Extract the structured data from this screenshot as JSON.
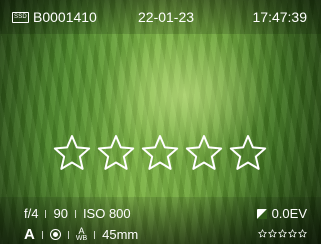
{
  "topbar": {
    "storage_badge": "SSD",
    "file_name": "B0001410",
    "date": "22-01-23",
    "time": "17:47:39"
  },
  "rating": {
    "value": 0,
    "max": 5
  },
  "exposure": {
    "aperture": "f/4",
    "shutter": "90",
    "iso": "ISO 800",
    "ev": "0.0EV"
  },
  "shooting": {
    "mode": "A",
    "metering_icon": "metering-icon",
    "wb_mode": "A",
    "wb_sub": "WB",
    "focal_length": "45mm"
  },
  "icons": {
    "storage": "ssd-icon",
    "ev": "exposure-compensation-icon",
    "star": "star-outline-icon"
  },
  "colors": {
    "text": "#ffffff",
    "background_green": "#6ea63a"
  }
}
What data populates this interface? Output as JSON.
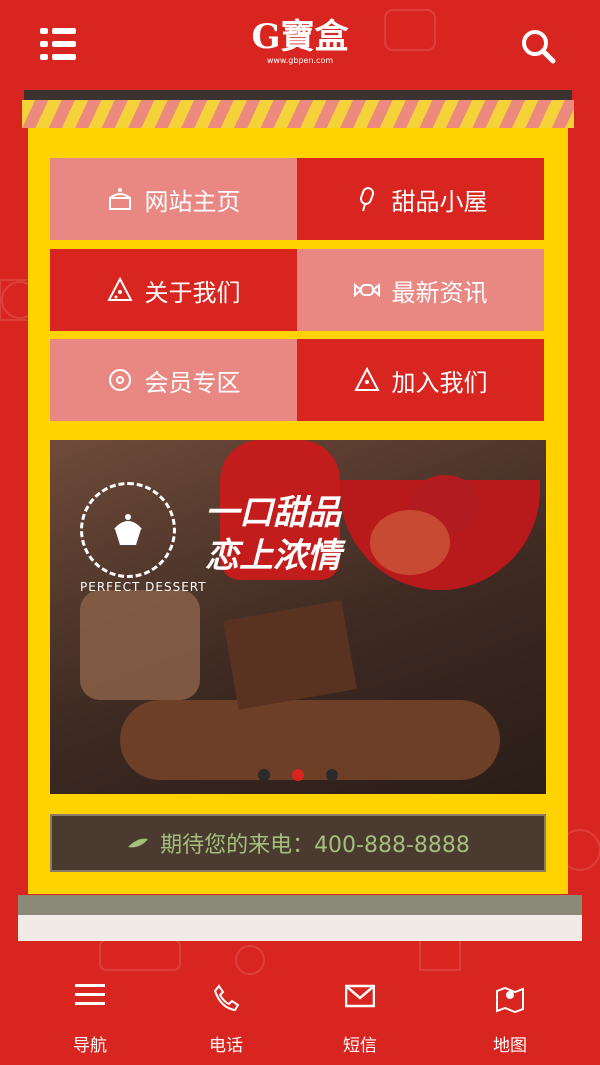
{
  "header": {
    "logo_main": "G寶盒",
    "logo_sub": "www.gbpen.com",
    "menu_icon": "menu-icon",
    "search_icon": "search-icon"
  },
  "nav_tiles": [
    {
      "label": "网站主页",
      "icon": "cake-icon"
    },
    {
      "label": "甜品小屋",
      "icon": "popsicle-icon"
    },
    {
      "label": "关于我们",
      "icon": "pizza-slice-icon"
    },
    {
      "label": "最新资讯",
      "icon": "candy-icon"
    },
    {
      "label": "会员专区",
      "icon": "donut-icon"
    },
    {
      "label": "加入我们",
      "icon": "pizza-slice-icon"
    }
  ],
  "banner": {
    "slogan_line1": "一口甜品",
    "slogan_line2": "恋上浓情",
    "badge_text": "PERFECT DESSERT",
    "slides": 3,
    "active_slide": 2
  },
  "contact": {
    "text": "期待您的来电：400-888-8888",
    "icon": "pea-pod-icon"
  },
  "footer": [
    {
      "label": "导航",
      "icon": "menu-icon"
    },
    {
      "label": "电话",
      "icon": "phone-icon"
    },
    {
      "label": "短信",
      "icon": "envelope-icon"
    },
    {
      "label": "地图",
      "icon": "map-icon"
    }
  ],
  "colors": {
    "brand_red": "#d9251f",
    "tile_light": "#e98782",
    "store_yellow": "#ffd200",
    "contact_bg": "#4a3a30",
    "contact_text": "#a3c07a"
  }
}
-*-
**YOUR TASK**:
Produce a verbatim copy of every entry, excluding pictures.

**EXERCISE RESPONSE**:
Extract the structured data from this screenshot as JSON.
{
  "topbar": {
    "storage_badge": "SSD",
    "file_name": "B0001410",
    "date": "22-01-23",
    "time": "17:47:39"
  },
  "rating": {
    "value": 0,
    "max": 5
  },
  "exposure": {
    "aperture": "f/4",
    "shutter": "90",
    "iso": "ISO 800",
    "ev": "0.0EV"
  },
  "shooting": {
    "mode": "A",
    "metering_icon": "metering-icon",
    "wb_mode": "A",
    "wb_sub": "WB",
    "focal_length": "45mm"
  },
  "icons": {
    "storage": "ssd-icon",
    "ev": "exposure-compensation-icon",
    "star": "star-outline-icon"
  },
  "colors": {
    "text": "#ffffff",
    "background_green": "#6ea63a"
  }
}
What data populates this interface? Output as JSON.
{
  "header": {
    "logo_main": "G寶盒",
    "logo_sub": "www.gbpen.com",
    "menu_icon": "menu-icon",
    "search_icon": "search-icon"
  },
  "nav_tiles": [
    {
      "label": "网站主页",
      "icon": "cake-icon"
    },
    {
      "label": "甜品小屋",
      "icon": "popsicle-icon"
    },
    {
      "label": "关于我们",
      "icon": "pizza-slice-icon"
    },
    {
      "label": "最新资讯",
      "icon": "candy-icon"
    },
    {
      "label": "会员专区",
      "icon": "donut-icon"
    },
    {
      "label": "加入我们",
      "icon": "pizza-slice-icon"
    }
  ],
  "banner": {
    "slogan_line1": "一口甜品",
    "slogan_line2": "恋上浓情",
    "badge_text": "PERFECT DESSERT",
    "slides": 3,
    "active_slide": 2
  },
  "contact": {
    "text": "期待您的来电：400-888-8888",
    "icon": "pea-pod-icon"
  },
  "footer": [
    {
      "label": "导航",
      "icon": "menu-icon"
    },
    {
      "label": "电话",
      "icon": "phone-icon"
    },
    {
      "label": "短信",
      "icon": "envelope-icon"
    },
    {
      "label": "地图",
      "icon": "map-icon"
    }
  ],
  "colors": {
    "brand_red": "#d9251f",
    "tile_light": "#e98782",
    "store_yellow": "#ffd200",
    "contact_bg": "#4a3a30",
    "contact_text": "#a3c07a"
  }
}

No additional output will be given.